NORI’s mission was deeply important to Mr. Clark, who would later publish an extensive article in the Marquette Law Review reflecting on the vast disparity in quality legal representation and case outcomes for wealthy versus impoverished individuals.
“The distance between the quality of representation that a wealthy person (or corporation) receives in a criminal case and that received by an indigent person is scandalous,” he wrote. “One need only contrast the careful, meticulous, successful representation that any number of high profile, wealthy defendants have had with the consistent reports of the overburdened and underfunded public defender and assigned counsel programs for indigents to see that we are failing to provide equal protection of the law to all individuals.”
William (Bill) Robinson, a professor of law at the University of the District of Columbia Law School, former General Counsel to the Equal Employment Opportunity Commission, and former LDF Assistant Counsel, reflected fondly on Mr. Clark’s tenure at LDF. “Leroy Clark made many invaluable contributions while at LDF. I will always remember and be grateful for the thoughtful supervision that he gave me and other young lawyers when we joined the staff,” he said. “His tutelage was especially helpful when we appeared before difficult District Court judges like G. Harold Carswell.”
In 1968, Mr. Clark transitioned from LDF, beginning what would eventually become a long and esteemed tenure as a professor of law.
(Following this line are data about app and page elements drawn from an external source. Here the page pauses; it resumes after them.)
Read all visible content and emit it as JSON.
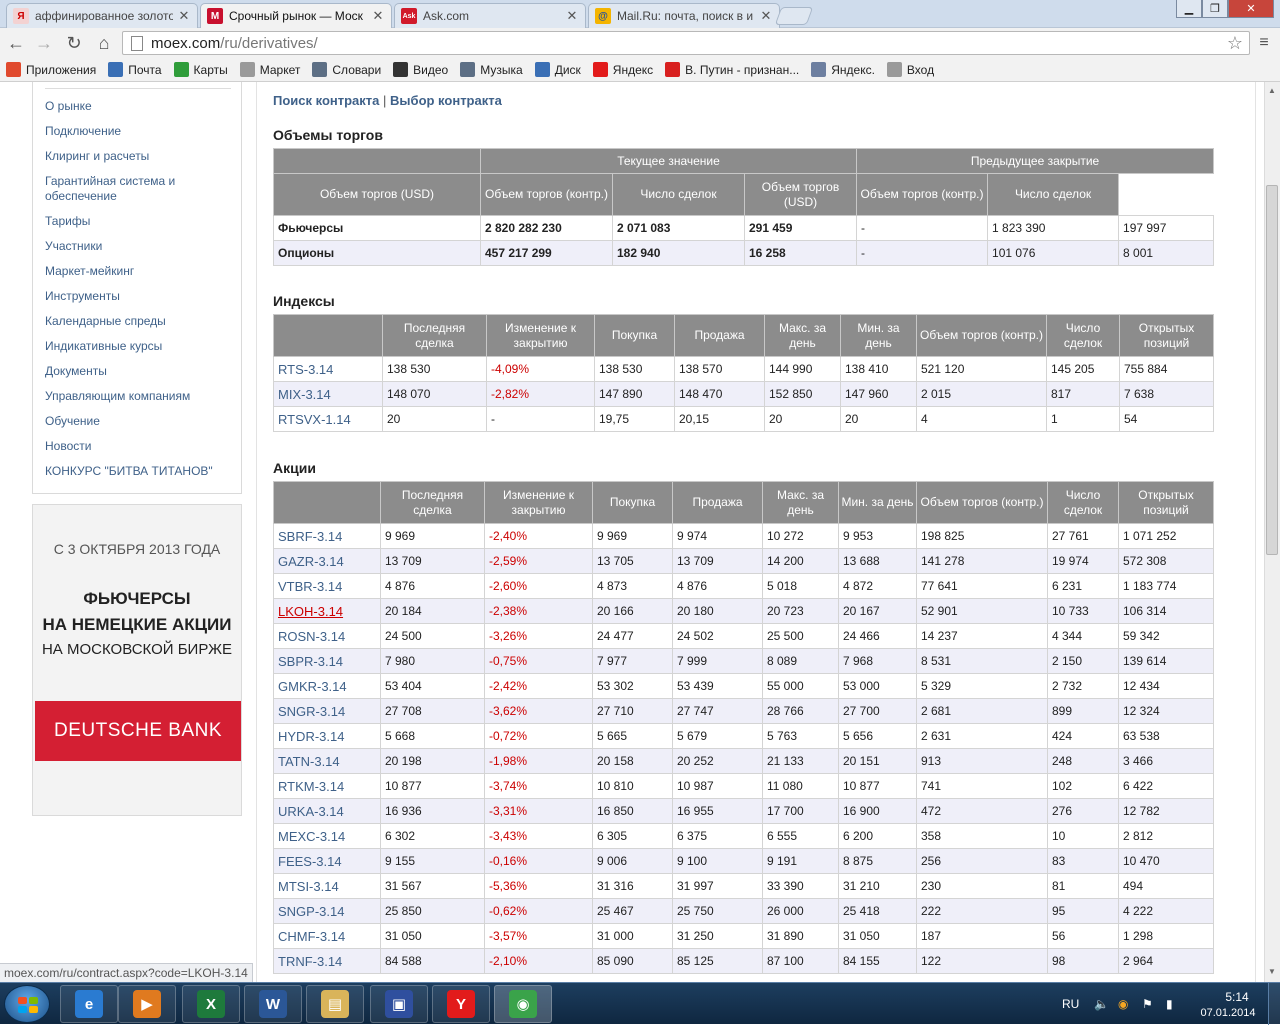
{
  "browser": {
    "tabs": [
      {
        "title": "аффинированное золото",
        "icon_text": "Я",
        "icon_color": "#e8c4c4"
      },
      {
        "title": "Срочный рынок — Моск",
        "icon_text": "М",
        "icon_color": "#c8102e"
      },
      {
        "title": "Ask.com",
        "icon_text": "Ask",
        "icon_color": "#d11a2a"
      },
      {
        "title": "Mail.Ru: почта, поиск в и",
        "icon_text": "@",
        "icon_color": "#1f6fb8"
      }
    ],
    "url_host": "moex.com",
    "url_path": "/ru/derivatives/",
    "bookmarks": [
      {
        "label": "Приложения",
        "icon": "apps-grid-icon",
        "color": "#e04a2e"
      },
      {
        "label": "Почта",
        "icon": "mail-icon",
        "color": "#3a6fb5"
      },
      {
        "label": "Карты",
        "icon": "maps-icon",
        "color": "#2f9d3a"
      },
      {
        "label": "Маркет",
        "icon": "page-icon",
        "color": "#9a9a9a"
      },
      {
        "label": "Словари",
        "icon": "dictionary-icon",
        "color": "#5d6f85"
      },
      {
        "label": "Видео",
        "icon": "video-icon",
        "color": "#333333"
      },
      {
        "label": "Музыка",
        "icon": "music-icon",
        "color": "#5d6f85"
      },
      {
        "label": "Диск",
        "icon": "disk-icon",
        "color": "#3a6fb5"
      },
      {
        "label": "Яндекс",
        "icon": "yandex-icon",
        "color": "#e21b1b"
      },
      {
        "label": "В. Путин - признан...",
        "icon": "youtube-icon",
        "color": "#d8201f"
      },
      {
        "label": "Яндекс.",
        "icon": "page-icon",
        "color": "#6d7fa0"
      },
      {
        "label": "Вход",
        "icon": "page-icon",
        "color": "#9a9a9a"
      }
    ]
  },
  "sidebar": {
    "items": [
      "О рынке",
      "Подключение",
      "Клиринг и расчеты",
      "Гарантийная система и обеспечение",
      "Тарифы",
      "Участники",
      "Маркет-мейкинг",
      "Инструменты",
      "Календарные спреды",
      "Индикативные курсы",
      "Документы",
      "Управляющим компаниям",
      "Обучение",
      "Новости",
      "КОНКУРС \"БИТВА ТИТАНОВ\""
    ]
  },
  "banner": {
    "date": "С 3 ОКТЯБРЯ 2013 ГОДА",
    "line1": "ФЬЮЧЕРСЫ",
    "line2": "НА НЕМЕЦКИЕ АКЦИИ",
    "line3": "НА МОСКОВСКОЙ БИРЖЕ",
    "bank": "DEUTSCHE BANK"
  },
  "top_links": {
    "search": "Поиск контракта",
    "separator": "|",
    "choose": "Выбор контракта"
  },
  "volumes": {
    "title": "Объемы торгов",
    "group_current": "Текущее значение",
    "group_previous": "Предыдущее закрытие",
    "columns": [
      "Объем торгов (USD)",
      "Объем торгов (контр.)",
      "Число сделок",
      "Объем торгов (USD)",
      "Объем торгов (контр.)",
      "Число сделок"
    ],
    "rows": [
      [
        "Фьючерсы",
        "2 820 282 230",
        "2 071 083",
        "291 459",
        "-",
        "1 823 390",
        "197 997"
      ],
      [
        "Опционы",
        "457 217 299",
        "182 940",
        "16 258",
        "-",
        "101 076",
        "8 001"
      ]
    ]
  },
  "indices": {
    "title": "Индексы",
    "columns": [
      "",
      "Последняя сделка",
      "Изменение к закрытию",
      "Покупка",
      "Продажа",
      "Макс. за день",
      "Мин. за день",
      "Объем торгов (контр.)",
      "Число сделок",
      "Открытых позиций"
    ],
    "rows": [
      [
        "RTS-3.14",
        "138 530",
        "-4,09%",
        "138 530",
        "138 570",
        "144 990",
        "138 410",
        "521 120",
        "145 205",
        "755 884"
      ],
      [
        "MIX-3.14",
        "148 070",
        "-2,82%",
        "147 890",
        "148 470",
        "152 850",
        "147 960",
        "2 015",
        "817",
        "7 638"
      ],
      [
        "RTSVX-1.14",
        "20",
        "-",
        "19,75",
        "20,15",
        "20",
        "20",
        "4",
        "1",
        "54"
      ]
    ]
  },
  "stocks": {
    "title": "Акции",
    "columns": [
      "",
      "Последняя сделка",
      "Изменение к закрытию",
      "Покупка",
      "Продажа",
      "Макс. за день",
      "Мин. за день",
      "Объем торгов (контр.)",
      "Число сделок",
      "Открытых позиций"
    ],
    "rows": [
      [
        "SBRF-3.14",
        "9 969",
        "-2,40%",
        "9 969",
        "9 974",
        "10 272",
        "9 953",
        "198 825",
        "27 761",
        "1 071 252"
      ],
      [
        "GAZR-3.14",
        "13 709",
        "-2,59%",
        "13 705",
        "13 709",
        "14 200",
        "13 688",
        "141 278",
        "19 974",
        "572 308"
      ],
      [
        "VTBR-3.14",
        "4 876",
        "-2,60%",
        "4 873",
        "4 876",
        "5 018",
        "4 872",
        "77 641",
        "6 231",
        "1 183 774"
      ],
      [
        "LKOH-3.14",
        "20 184",
        "-2,38%",
        "20 166",
        "20 180",
        "20 723",
        "20 167",
        "52 901",
        "10 733",
        "106 314"
      ],
      [
        "ROSN-3.14",
        "24 500",
        "-3,26%",
        "24 477",
        "24 502",
        "25 500",
        "24 466",
        "14 237",
        "4 344",
        "59 342"
      ],
      [
        "SBPR-3.14",
        "7 980",
        "-0,75%",
        "7 977",
        "7 999",
        "8 089",
        "7 968",
        "8 531",
        "2 150",
        "139 614"
      ],
      [
        "GMKR-3.14",
        "53 404",
        "-2,42%",
        "53 302",
        "53 439",
        "55 000",
        "53 000",
        "5 329",
        "2 732",
        "12 434"
      ],
      [
        "SNGR-3.14",
        "27 708",
        "-3,62%",
        "27 710",
        "27 747",
        "28 766",
        "27 700",
        "2 681",
        "899",
        "12 324"
      ],
      [
        "HYDR-3.14",
        "5 668",
        "-0,72%",
        "5 665",
        "5 679",
        "5 763",
        "5 656",
        "2 631",
        "424",
        "63 538"
      ],
      [
        "TATN-3.14",
        "20 198",
        "-1,98%",
        "20 158",
        "20 252",
        "21 133",
        "20 151",
        "913",
        "248",
        "3 466"
      ],
      [
        "RTKM-3.14",
        "10 877",
        "-3,74%",
        "10 810",
        "10 987",
        "11 080",
        "10 877",
        "741",
        "102",
        "6 422"
      ],
      [
        "URKA-3.14",
        "16 936",
        "-3,31%",
        "16 850",
        "16 955",
        "17 700",
        "16 900",
        "472",
        "276",
        "12 782"
      ],
      [
        "MEXC-3.14",
        "6 302",
        "-3,43%",
        "6 305",
        "6 375",
        "6 555",
        "6 200",
        "358",
        "10",
        "2 812"
      ],
      [
        "FEES-3.14",
        "9 155",
        "-0,16%",
        "9 006",
        "9 100",
        "9 191",
        "8 875",
        "256",
        "83",
        "10 470"
      ],
      [
        "MTSI-3.14",
        "31 567",
        "-5,36%",
        "31 316",
        "31 997",
        "33 390",
        "31 210",
        "230",
        "81",
        "494"
      ],
      [
        "SNGP-3.14",
        "25 850",
        "-0,62%",
        "25 467",
        "25 750",
        "26 000",
        "25 418",
        "222",
        "95",
        "4 222"
      ],
      [
        "CHMF-3.14",
        "31 050",
        "-3,57%",
        "31 000",
        "31 250",
        "31 890",
        "31 050",
        "187",
        "56",
        "1 298"
      ],
      [
        "TRNF-3.14",
        "84 588",
        "-2,10%",
        "85 090",
        "85 125",
        "87 100",
        "84 155",
        "122",
        "98",
        "2 964"
      ]
    ],
    "hovered_symbol": "LKOH-3.14"
  },
  "status_url": "moex.com/ru/contract.aspx?code=LKOH-3.14",
  "taskbar": {
    "apps": [
      {
        "name": "internet-explorer",
        "glyph": "e",
        "color": "#2a7bd1"
      },
      {
        "name": "media-player",
        "glyph": "▶",
        "color": "#e07a1f"
      },
      {
        "name": "excel",
        "glyph": "X",
        "color": "#1e7a3c"
      },
      {
        "name": "word",
        "glyph": "W",
        "color": "#2b5797"
      },
      {
        "name": "file-explorer",
        "glyph": "▤",
        "color": "#d9b45a"
      },
      {
        "name": "save-app",
        "glyph": "▣",
        "color": "#2f4f9e"
      },
      {
        "name": "yandex-browser",
        "glyph": "Y",
        "color": "#e21b1b"
      },
      {
        "name": "chrome",
        "glyph": "◉",
        "color": "#3aa34a"
      }
    ],
    "lang": "RU",
    "time": "5:14",
    "date": "07.01.2014"
  },
  "colors": {
    "link": "#3f6189",
    "negative": "#cc0000",
    "header_bg": "#8c8c8c",
    "alt_row": "#efeff9"
  }
}
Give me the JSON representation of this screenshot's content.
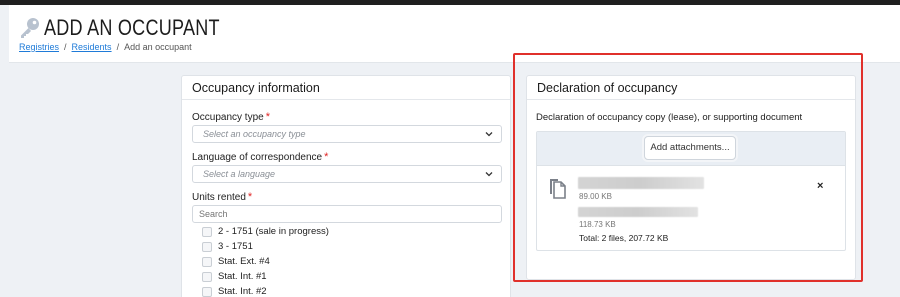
{
  "header": {
    "title": "ADD AN OCCUPANT",
    "breadcrumb": [
      {
        "label": "Registries"
      },
      {
        "label": "Residents"
      },
      {
        "label": "Add an occupant"
      }
    ],
    "separator": "/"
  },
  "occupancy": {
    "title": "Occupancy information",
    "type_label": "Occupancy type",
    "type_placeholder": "Select an occupancy type",
    "language_label": "Language of correspondence",
    "language_placeholder": "Select a language",
    "units_label": "Units rented",
    "search_placeholder": "Search",
    "required_mark": "*",
    "units": [
      "2 - 1751 (sale in progress)",
      "3 - 1751",
      "Stat. Ext. #4",
      "Stat. Int. #1",
      "Stat. Int. #2"
    ]
  },
  "declaration": {
    "title": "Declaration of occupancy",
    "description": "Declaration of occupancy copy (lease), or supporting document",
    "add_button": "Add attachments...",
    "files": [
      {
        "size": "89.00 KB"
      },
      {
        "size": "118.73 KB"
      }
    ],
    "total": "Total: 2 files, 207.72 KB",
    "remove": "×"
  },
  "colors": {
    "accent": "#1f7bd8",
    "required": "#e02424",
    "highlight": "#e0302b"
  },
  "icons": [
    "key-icon",
    "chevron-down-icon",
    "copy-files-icon",
    "close-icon"
  ]
}
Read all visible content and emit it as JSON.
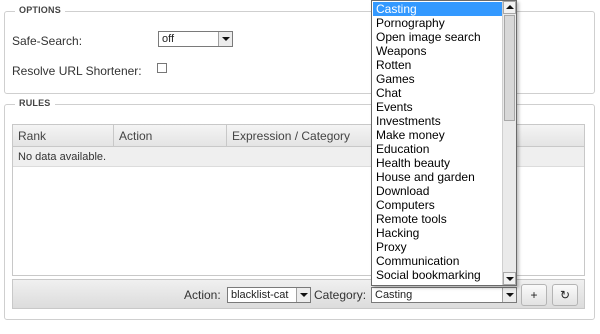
{
  "options": {
    "legend": "OPTIONS",
    "safe_search_label": "Safe-Search:",
    "safe_search_value": "off",
    "resolve_url_label": "Resolve URL Shortener:",
    "resolve_url_checked": false
  },
  "rules": {
    "legend": "RULES",
    "columns": [
      "Rank",
      "Action",
      "Expression / Category"
    ],
    "empty_text": "No data available."
  },
  "toolbar": {
    "action_label": "Action:",
    "action_value": "blacklist-cat",
    "category_label": "Category:",
    "category_value": "Casting",
    "add_icon": "+",
    "refresh_icon": "↻"
  },
  "category_dropdown": {
    "selected": "Casting",
    "items": [
      "Casting",
      "Pornography",
      "Open image search",
      "Weapons",
      "Rotten",
      "Games",
      "Chat",
      "Events",
      "Investments",
      "Make money",
      "Education",
      "Health beauty",
      "House and garden",
      "Download",
      "Computers",
      "Remote tools",
      "Hacking",
      "Proxy",
      "Communication",
      "Social bookmarking"
    ]
  }
}
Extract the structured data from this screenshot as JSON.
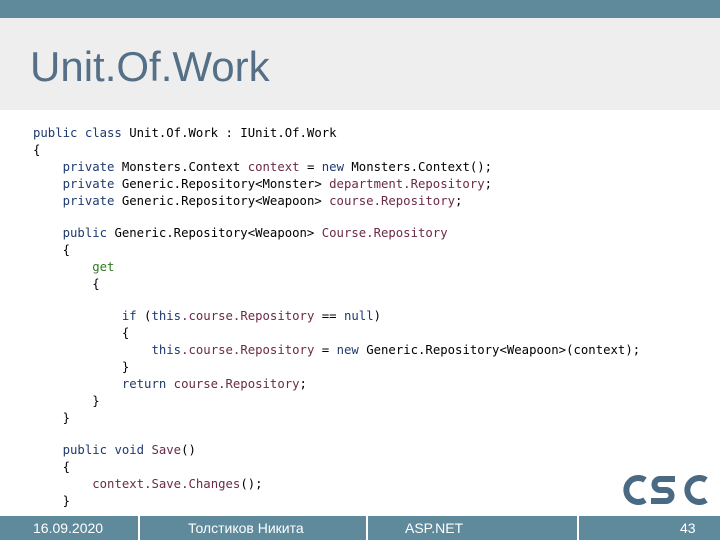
{
  "slide": {
    "title": "Unit.Of.Work"
  },
  "code": {
    "l1": {
      "kw": "public class",
      "rest": " Unit.Of.Work : IUnit.Of.Work"
    },
    "l2": {
      "text": "{"
    },
    "l3": {
      "kw": "private",
      "type": " Monsters.Context",
      "name": " context",
      "eq": " = ",
      "new_kw": "new",
      "rest": " Monsters.Context();"
    },
    "l4": {
      "kw": "private",
      "type": " Generic.Repository<Monster>",
      "name": " department.Repository",
      "end": ";"
    },
    "l5": {
      "kw": "private",
      "type": " Generic.Repository<Weapoon>",
      "name": " course.Repository",
      "end": ";"
    },
    "l6": {
      "kw": "public",
      "type": " Generic.Repository<Weapoon>",
      "name": " Course.Repository"
    },
    "l7": {
      "text": "{"
    },
    "l8": {
      "kw": "get"
    },
    "l9": {
      "text": "{"
    },
    "l10": {
      "kw": "if",
      "p1": " (",
      "this_kw": "this",
      "name": ".course.Repository",
      "op": " == ",
      "null_kw": "null",
      "p2": ")"
    },
    "l11": {
      "text": "{"
    },
    "l12": {
      "this_kw": "this",
      "name": ".course.Repository",
      "eq": " = ",
      "new_kw": "new",
      "rest": " Generic.Repository<Weapoon>(context);"
    },
    "l13": {
      "text": "}"
    },
    "l14": {
      "kw": "return",
      "name": " course.Repository",
      "end": ";"
    },
    "l15": {
      "text": "}"
    },
    "l16": {
      "text": "}"
    },
    "l17": {
      "kw": "public void",
      "name": " Save",
      "end": "()"
    },
    "l18": {
      "text": "{"
    },
    "l19": {
      "obj": "context",
      "name": ".Save.Changes",
      "end": "();"
    },
    "l20": {
      "text": "}"
    }
  },
  "footer": {
    "date": "16.09.2020",
    "author": "Толстиков Никита",
    "course": "ASP.NET",
    "page": "43"
  },
  "logo": {
    "text": "CSC",
    "color": "#4a6a83"
  },
  "colors": {
    "bar": "#5f8a9c",
    "title": "#546f86",
    "title_band": "#eeeeee"
  }
}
He commenced his teaching career at New York University (NYU). Mr. Clark became the law school’s first Black tenured faculty member in 1974 and he taught at NYU until 1979. He then served as a general counsel at the Equal Employment Opportunity Commission (EEOC) for two years before moving back to academia in 1981. That year, Mr. Clark became a professor at the Catholic University of America’s Columbus School of Law. He retired from this role in 2006, following nearly 40 years of service to the university and his students. In 2007, the university made him a professor emeritus.
Throughout his legal career, Mr. Clark was also an active member of many organizations and societies. He was the founding member of the National Conference of Black Lawyers, a legal association created to secure and protect economic, social, and political equality for Black Americans. Moreover, Mr. Clark also served as a consultant for the Legal Services Corporation, an arbitrator for the American Arbitration Association, and a member of both the Personnel Appeals Board (GAO) and the Public Employee Relations Board. While on faculty at Catholic University, he also held visiting professorships at the University of Maryland’s and Georgetown University’s law schools and served as a general counsel for the American Civil Liberties Union (ACLU).
As a lawyer, Mr. Clark dedicated his career to protecting the rights of racial justice activists fighting to forever change the trajectory of this country – and was an integral part of this history-making movement himself. And, as a law professor, Mr. Clark shared his extensive knowledge of the legal system with classrooms full of students for nearly four decades, creating a legacy that will surely live on through the young people he mentored and guided as they made their first forays into their own legal careers. Mr. Clark’s loss is deeply felt by LDF and the legal community, and we offer our most profound condolences to his family, friends, and colleagues. A memorial service for Mr. Clark will be held at the Columbus School of Law at Catholic University on April 19, 2020 at 2pm.